__Dataset entries__.

---+---

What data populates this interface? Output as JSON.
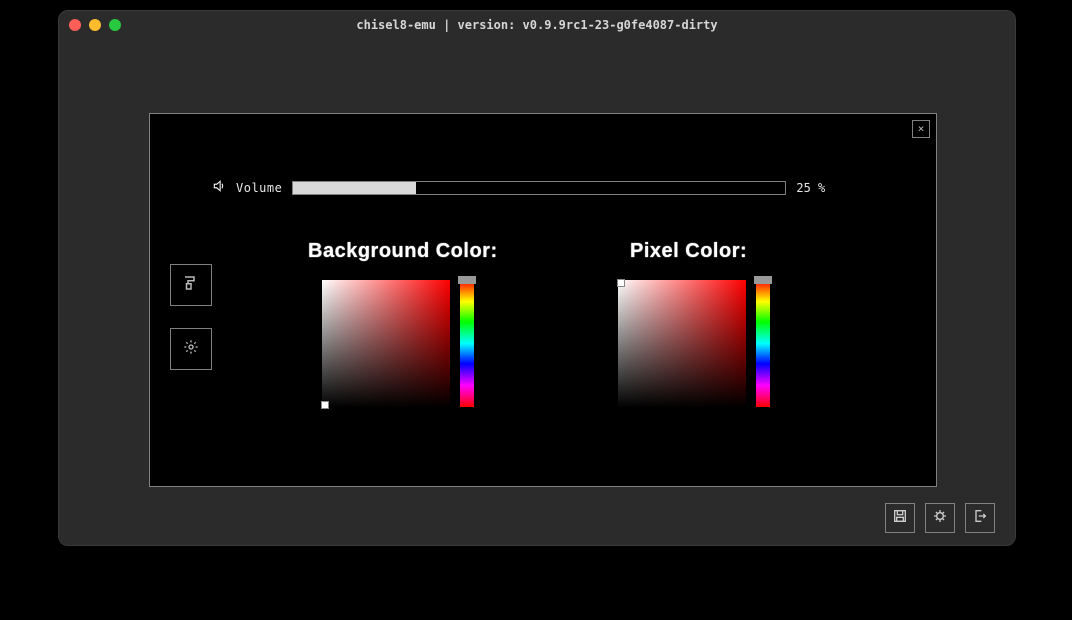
{
  "window": {
    "title": "chisel8-emu | version: v0.9.9rc1-23-g0fe4087-dirty"
  },
  "panel": {
    "close_label": "×",
    "volume": {
      "label": "Volume",
      "value_text": "25 %",
      "percent": 25
    },
    "sidebar": {
      "items": [
        {
          "name": "paint-icon"
        },
        {
          "name": "gear-icon"
        }
      ]
    },
    "background_color": {
      "heading": "Background Color:",
      "hue": 0,
      "sv_handle_x": 0.02,
      "sv_handle_y": 0.98
    },
    "pixel_color": {
      "heading": "Pixel Color:",
      "hue": 0,
      "sv_handle_x": 0.02,
      "sv_handle_y": 0.02
    }
  },
  "footer": {
    "buttons": [
      {
        "name": "save-icon"
      },
      {
        "name": "debug-icon"
      },
      {
        "name": "exit-icon"
      }
    ]
  }
}
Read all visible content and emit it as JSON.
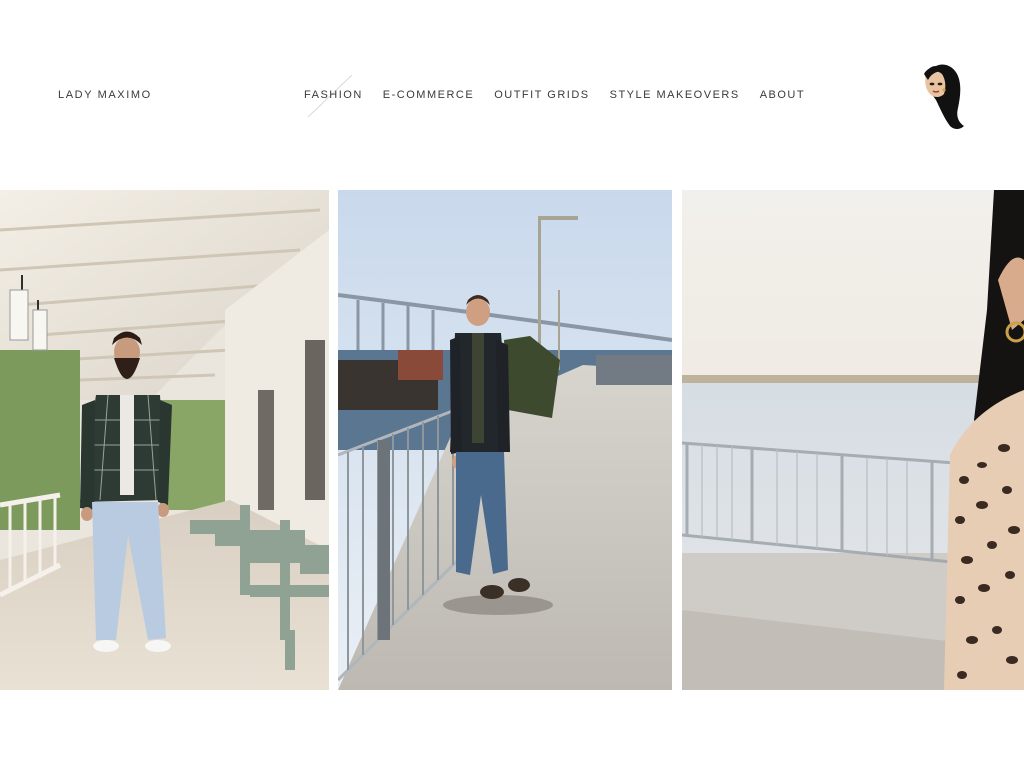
{
  "site": {
    "title": "LADY MAXIMO",
    "logo_icon": "woman-portrait-logo-icon"
  },
  "nav": {
    "items": [
      {
        "label": "FASHION"
      },
      {
        "label": "E-COMMERCE"
      },
      {
        "label": "OUTFIT GRIDS"
      },
      {
        "label": "STYLE MAKEOVERS"
      },
      {
        "label": "ABOUT"
      }
    ]
  },
  "gallery": {
    "photos": [
      {
        "subject": "bearded-man-porch-photo"
      },
      {
        "subject": "man-pier-backpack-photo"
      },
      {
        "subject": "woman-leopard-jacket-photo"
      }
    ]
  }
}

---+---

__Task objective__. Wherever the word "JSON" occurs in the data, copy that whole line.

__Response__.
What data populates this interface? Output as JSON.
Read all visible content and emit it as JSON.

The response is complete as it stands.